The correlating boom beam height differs with the1ton beam height at 12-3/8” and the ½ ton beam height at 10-3/8”.

This project is among similar project we have already done, including, designing Monorail Systems, Bag lifts, Bridge Cranes, VRC’s and Workstation Cranes.


  • Modeling the columns and applying the loads to simulate the entire system.
  • To consider boxing in the tapered columns on both sides with ½” plate from 1’ below the lower bracket all the way up to 1’ above the higher bracket.
  • Determining whether the cap on the face flange of the columns contribute to the stiffening required or will, even more, be required.
  • Avoiding loads at the end of the Jib Crane which will cause a huge force on the bottom bracket.

Design Process:

  1. The bad distribution of forces in the Jib Crane cause a twist in the main column.
  2. The structure of the Jib Crane has to be boosted in specific parts.
  3. Distribution of forces must be revised to avoid column’s twisting
  4. Adding arm supports to reinforce the identified weak points.
  5. Moreover, the columns were covered with steel plates.
  6. At this point, the Jib Crane was able to bear a load equivalent to 1 ton.
  7. The Jib Crane was to cover an angular distance to the limit of 45° from the walls but subsequently, the client stressed to expand the angular distance to 0° from the walls.
  8. This was done, however, there were further challenges to be solved.

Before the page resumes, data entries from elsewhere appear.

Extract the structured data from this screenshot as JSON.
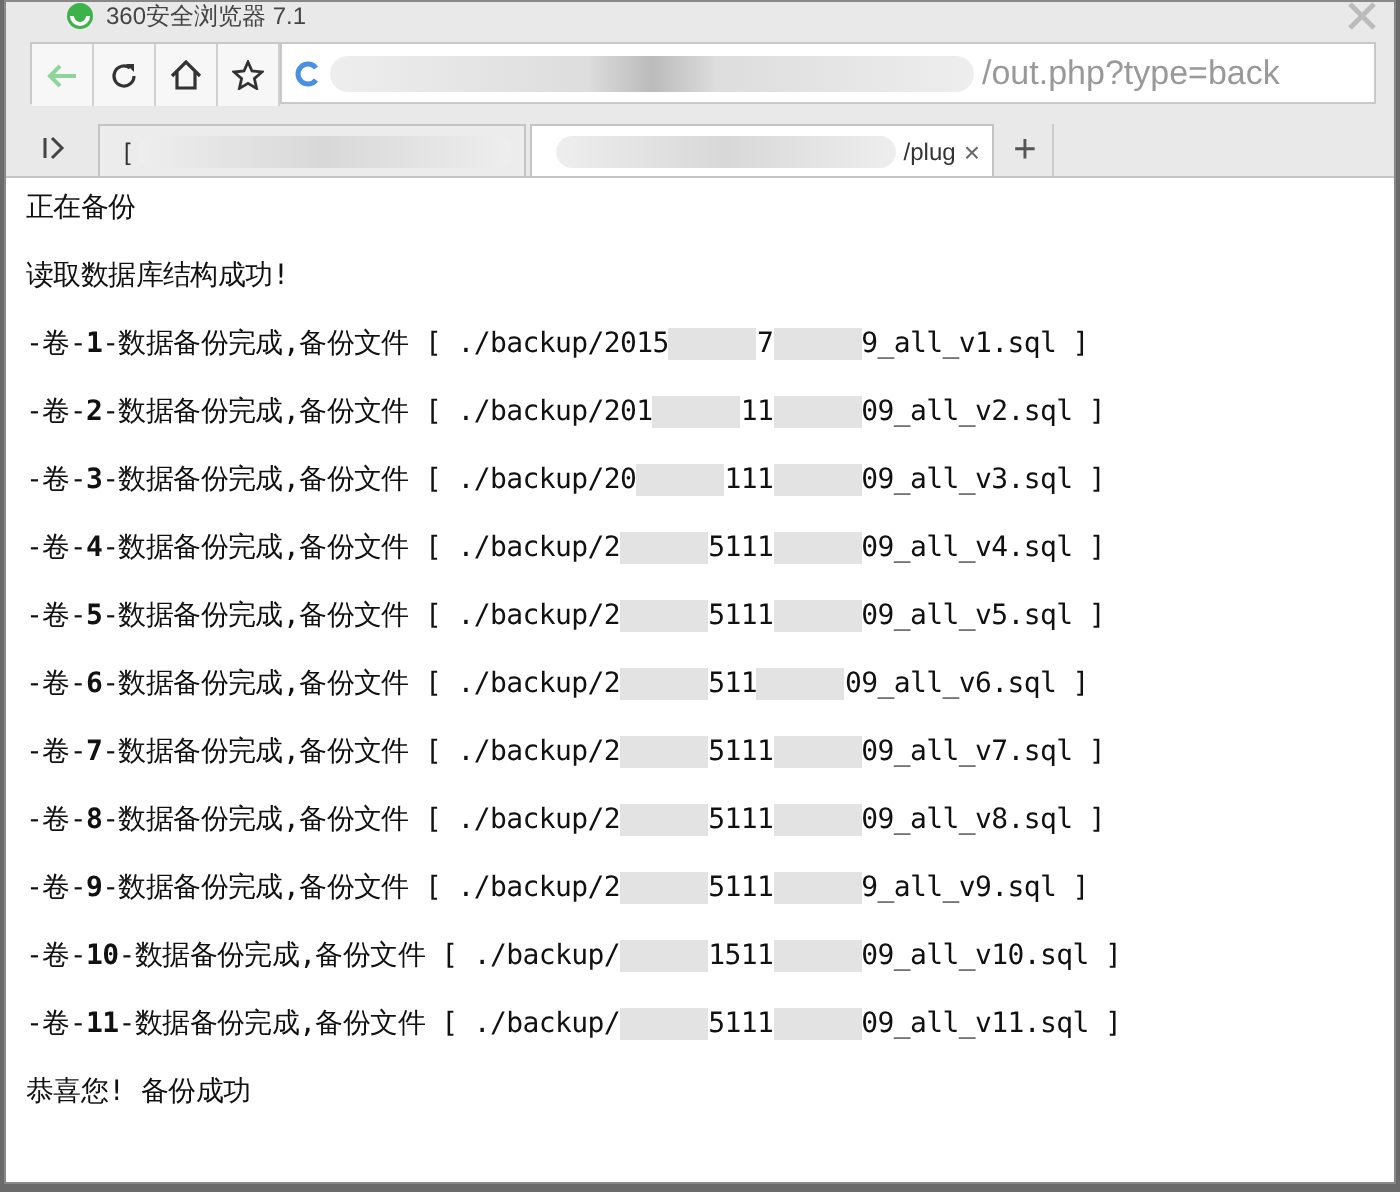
{
  "window": {
    "title": "360安全浏览器 7.1"
  },
  "address_bar": {
    "url_visible": "/out.php?type=back"
  },
  "tabs": [
    {
      "label": "[",
      "selected": false
    },
    {
      "label": "/plug",
      "selected": true,
      "close": "×"
    }
  ],
  "new_tab": "+",
  "lines": [
    {
      "kind": "text",
      "text": "正在备份"
    },
    {
      "kind": "text",
      "text": "读取数据库结构成功!"
    },
    {
      "kind": "volume",
      "head": "-卷-**1**-数据备份完成,备份文件 [ ",
      "path_parts": [
        "./backup/2015",
        "7",
        "9_all_v1.sql"
      ],
      "tail": " ]"
    },
    {
      "kind": "volume",
      "head": "-卷-**2**-数据备份完成,备份文件 [ ",
      "path_parts": [
        "./backup/201",
        "11",
        "09_all_v2.sql"
      ],
      "tail": " ]"
    },
    {
      "kind": "volume",
      "head": "-卷-**3**-数据备份完成,备份文件 [ ",
      "path_parts": [
        "./backup/20",
        "111",
        "09_all_v3.sql"
      ],
      "tail": " ]"
    },
    {
      "kind": "volume",
      "head": "-卷-**4**-数据备份完成,备份文件 [ ",
      "path_parts": [
        "./backup/2",
        "5111",
        "09_all_v4.sql"
      ],
      "tail": " ]"
    },
    {
      "kind": "volume",
      "head": "-卷-**5**-数据备份完成,备份文件 [ ",
      "path_parts": [
        "./backup/2",
        "5111",
        "09_all_v5.sql"
      ],
      "tail": " ]"
    },
    {
      "kind": "volume",
      "head": "-卷-**6**-数据备份完成,备份文件 [ ",
      "path_parts": [
        "./backup/2",
        "511",
        "09_all_v6.sql"
      ],
      "tail": " ]"
    },
    {
      "kind": "volume",
      "head": "-卷-**7**-数据备份完成,备份文件 [ ",
      "path_parts": [
        "./backup/2",
        "5111",
        "09_all_v7.sql"
      ],
      "tail": " ]"
    },
    {
      "kind": "volume",
      "head": "-卷-**8**-数据备份完成,备份文件 [ ",
      "path_parts": [
        "./backup/2",
        "5111",
        "09_all_v8.sql"
      ],
      "tail": " ]"
    },
    {
      "kind": "volume",
      "head": "-卷-**9**-数据备份完成,备份文件 [ ",
      "path_parts": [
        "./backup/2",
        "5111",
        "9_all_v9.sql"
      ],
      "tail": " ]"
    },
    {
      "kind": "volume",
      "head": "-卷-**10**-数据备份完成,备份文件 [ ",
      "path_parts": [
        "./backup/",
        "1511",
        "09_all_v10.sql"
      ],
      "tail": " ]"
    },
    {
      "kind": "volume",
      "head": "-卷-**11**-数据备份完成,备份文件 [ ",
      "path_parts": [
        "./backup/",
        "5111",
        "09_all_v11.sql"
      ],
      "tail": " ]"
    },
    {
      "kind": "text",
      "text": "恭喜您! 备份成功"
    }
  ]
}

Work done:

Suggesting the client follow this method: welding a steel plate (0.5” thick) from 1’ below the lower bracket all the way up to 1’ above the higher bracket. To provide a suitable presentation the solution was modeled for the client. The following measurements were taken to fulfill the project:

  • Modeling the Jip Crane in Solidworks
  • Calculation and simulation reports
  • Modeling the solution in Solidworks

Wind Loads for Buildings and Structures, Simulations and Calculations


The following results were obtained at the final phase of the project:
1. The entire system was simulated and the results of simulation was approved based on the manual calculations.
(This was also confirmed by the client practically after being tested mechanically).
2. The Jib Crane was modified and remanufactured based on the new design, which worked properly with a safety factor of 5.

Jared Rea
September 26, 2017
Mechanical Engineering